2. Byłem (male)/Byłam (female)poszukiwaczem przygód,ale potem ostałem(m)/dostałam(f)strzałkę w kolano.
Now you can tell all your Danish friends about your extreme archery misfortunes. We'll add new translations as we get them. Happy language learning!
i'm always pissed off by what russians do with those memes that originated not in russia. seeing how my fellow-citizens have actually adopted and use this particular meme i've grown to hate makes me wanna puke. sorry... :(
Why does it say "strza?k? w kolano"? That would sound a bit weird if you said it to a Polish person - a much better way of saying it would be: "dosta?em z ?uku w kolano" or "dosta?em strza?? w kolano". :P Sorry if you see all sorts of symbols in this comment; I'm not sure if GameSpot supports non-English letters as they turned into completely different characters once when I posted something in Polish before. :(
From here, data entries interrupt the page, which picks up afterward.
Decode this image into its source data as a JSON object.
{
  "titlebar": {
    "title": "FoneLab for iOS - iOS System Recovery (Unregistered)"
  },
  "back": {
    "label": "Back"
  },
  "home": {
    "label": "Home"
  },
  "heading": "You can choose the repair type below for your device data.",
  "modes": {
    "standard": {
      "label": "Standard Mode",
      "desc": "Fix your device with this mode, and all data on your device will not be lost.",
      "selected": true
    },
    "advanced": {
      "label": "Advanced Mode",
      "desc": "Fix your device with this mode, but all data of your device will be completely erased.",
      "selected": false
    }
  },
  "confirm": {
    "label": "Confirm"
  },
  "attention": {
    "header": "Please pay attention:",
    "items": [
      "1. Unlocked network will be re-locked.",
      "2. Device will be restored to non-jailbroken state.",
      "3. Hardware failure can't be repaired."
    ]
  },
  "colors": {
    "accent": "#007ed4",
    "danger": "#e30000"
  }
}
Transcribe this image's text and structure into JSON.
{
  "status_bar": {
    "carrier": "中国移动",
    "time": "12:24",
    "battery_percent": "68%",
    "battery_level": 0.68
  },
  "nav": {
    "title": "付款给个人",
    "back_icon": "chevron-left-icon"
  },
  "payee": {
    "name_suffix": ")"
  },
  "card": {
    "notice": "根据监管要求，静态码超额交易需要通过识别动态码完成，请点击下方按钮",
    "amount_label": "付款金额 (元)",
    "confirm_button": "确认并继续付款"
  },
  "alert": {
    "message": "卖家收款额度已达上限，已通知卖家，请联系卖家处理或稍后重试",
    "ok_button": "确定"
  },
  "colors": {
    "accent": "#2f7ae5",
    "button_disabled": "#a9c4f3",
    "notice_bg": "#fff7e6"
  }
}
@Super-Poke-Bros yeah we actually have the arabic translations in the main blog, but GS sadly didnt like the arabic script!
??? ______________ ???? ???? ????? ??? ?? ?????. Arabic. Best I could do, as I'm not really a professional translator, but it's basically saying "I was ___________ like you, but an arrow hit my knee." The comma keeps coming in backwards (you read it right-to-left)....I'm not used to typing in Arabic -_-
really, that would be awesome. i am currently learning French from probably a competing product to Transparent but still, i have found the listen & speak method to be kinda effective and would love to be able to speak this meme in French. Tres chic.